These eerie mushrooms create a haunting scene in Australian forests as they produce their own light, earning them the nickname "ghost fungus." Aussie photographer Callie Chee walked the forest in the daylight and marked the trees and ground so that she could find her way back to these mushrooms after dark.
As it turned out, finding these fungi at night wasn't too difficult. "The glow is very much visible to the naked eyes in complete darkness," Chee says in a statement. The key, though, is being in the right place at the right time. "Finding them and photographing them can be challenging as they grow and glow for only a few weeks in a year."
On Instagram, she described a two-hour-long "back-breaking shoot in the dark with a few spiders for company" to capture these mushrooms.
Second Place, Plants and Fungi
American photographer Xiaoling Keller captured this photo of Soaptree Yucca plants at New Mexico's White Sands National Park.
The hardy, drought-tolerant plants are relatives of the Joshua Tree and flower in late spring to early summer. Then, the white blossoms become the brown seed pods seen in Keller's image.
First Place, Wildlife
A lion named Morani walks with a friend along the savannah in Maasai Mara, Kenya. The friend, on the right, is distinctly older than Morani, says Anup Shah, a photographer from the U.K., in a statement.
The pair's movement broke a serene scene. "There is a hint of a faint breeze. Otherwise, a pure stillness reigns," Shah says in the statement.
Second Place, Wildlife
An African elephant shrouded in a cloud of dust is "one of the best spectacles in wild Namibia," Greek photographer Panos Laskarakis says in a statement.
The animal, which Laskarakis calls a "supergiant," is just visible through the haze. Elephants use their trunks to throw dirt and mud onto their bodies, providing protection from the sun and from bugs.
This winter scene in Stokksnes, Iceland, showcases contrasting hues. The ice-covered mountain, called Vestrahorn, stands out from the dark sands in the foreground.
"I like the difference in colors between the white mountains and the black dunes with the yellow grass," Italian photographer Ivan Pedretti says in a statement.

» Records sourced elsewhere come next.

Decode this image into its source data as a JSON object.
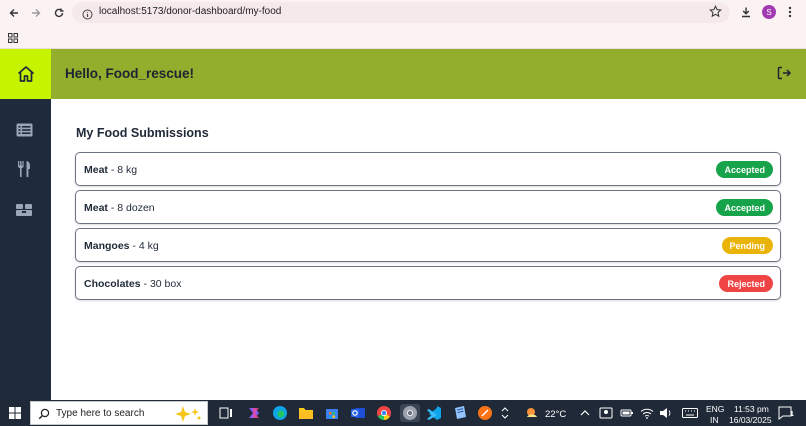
{
  "browser": {
    "url": "localhost:5173/donor-dashboard/my-food",
    "profile_initial": "S"
  },
  "app": {
    "greeting": "Hello, Food_rescue!",
    "page_title": "My Food Submissions",
    "items": [
      {
        "name": "Meat",
        "quantity": " - 8 kg",
        "status": "Accepted",
        "status_color": "#16a34a"
      },
      {
        "name": "Meat",
        "quantity": " - 8 dozen",
        "status": "Accepted",
        "status_color": "#16a34a"
      },
      {
        "name": "Mangoes",
        "quantity": " - 4 kg",
        "status": "Pending",
        "status_color": "#eab308"
      },
      {
        "name": "Chocolates",
        "quantity": " - 30 box",
        "status": "Rejected",
        "status_color": "#ef4444"
      }
    ],
    "colors": {
      "sidebar": "#1f2a3c",
      "home_tile": "#c6f400",
      "header": "#93ad2c"
    }
  },
  "taskbar": {
    "search_placeholder": "Type here to search",
    "weather": "22°C",
    "lang_top": "ENG",
    "lang_bottom": "IN",
    "time": "11:53 pm",
    "date": "16/03/2025",
    "notification_count": "1"
  }
}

This Oregon attraction is known as Thor's Well, or the Drainpipe of the Pacific. Some say it started out as a sea cave that collapsed, leaving behind a seemingly bottomless pit that water flows into.
American photographer Tom Fenske captured this view of the formation at sunset. "When the tide is just right, the ocean seems to drain away through the hole," he says in a statement.
A giraffe bends over to drink water in the Zimanga Private Game Reserve in this low-angle shot captured by Jenny Zhao of the United States.
The oxpecker birds seen on the giraffe's back and flying near it have a mutually beneficial relationship with the tall mammals. The giraffe gets cleaner skin as the birds snack on parasites nestled on it. In 2018, photos revealed yellow-billed oxpeckers nesting in giraffes' fur overnight. Zhao's image captures the cooperation between the creatures.